Records for processing
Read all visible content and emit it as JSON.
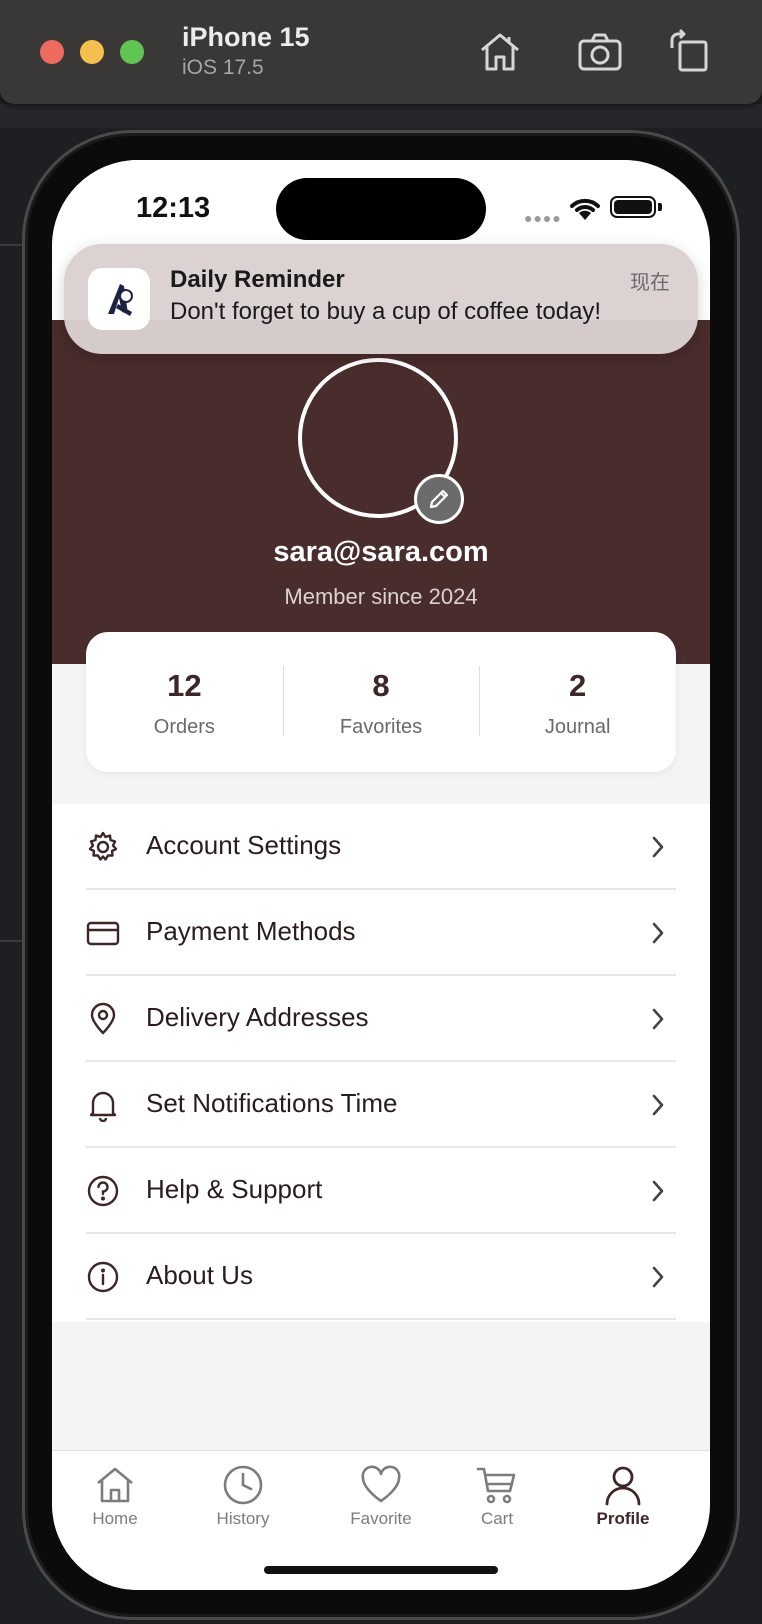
{
  "simulator": {
    "device_name": "iPhone 15",
    "os_version": "iOS 17.5",
    "toolbar_icons": [
      "home-icon",
      "screenshot-icon",
      "rotate-icon"
    ]
  },
  "status_bar": {
    "time": "12:13"
  },
  "notification": {
    "title": "Daily Reminder",
    "body": "Don't forget to buy a cup of coffee today!",
    "time": "现在"
  },
  "profile": {
    "email": "sara@sara.com",
    "member_since": "Member since 2024"
  },
  "stats": [
    {
      "value": "12",
      "label": "Orders"
    },
    {
      "value": "8",
      "label": "Favorites"
    },
    {
      "value": "2",
      "label": "Journal"
    }
  ],
  "menu": [
    {
      "label": "Account Settings",
      "icon": "gear-icon"
    },
    {
      "label": "Payment Methods",
      "icon": "credit-card-icon"
    },
    {
      "label": "Delivery Addresses",
      "icon": "location-pin-icon"
    },
    {
      "label": "Set Notifications Time",
      "icon": "bell-icon"
    },
    {
      "label": "Help & Support",
      "icon": "help-circle-icon"
    },
    {
      "label": "About Us",
      "icon": "info-circle-icon"
    }
  ],
  "tabs": [
    {
      "label": "Home",
      "icon": "home-icon"
    },
    {
      "label": "History",
      "icon": "clock-icon"
    },
    {
      "label": "Favorite",
      "icon": "heart-icon"
    },
    {
      "label": "Cart",
      "icon": "cart-icon"
    },
    {
      "label": "Profile",
      "icon": "person-icon",
      "active": true
    }
  ],
  "colors": {
    "brand_brown": "#492c2c",
    "text_dark": "#2a1c1c",
    "tab_inactive": "#7c7c7c"
  }
}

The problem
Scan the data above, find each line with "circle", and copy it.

Solution
      "icon": "help-circle-icon"
      "icon": "info-circle-icon"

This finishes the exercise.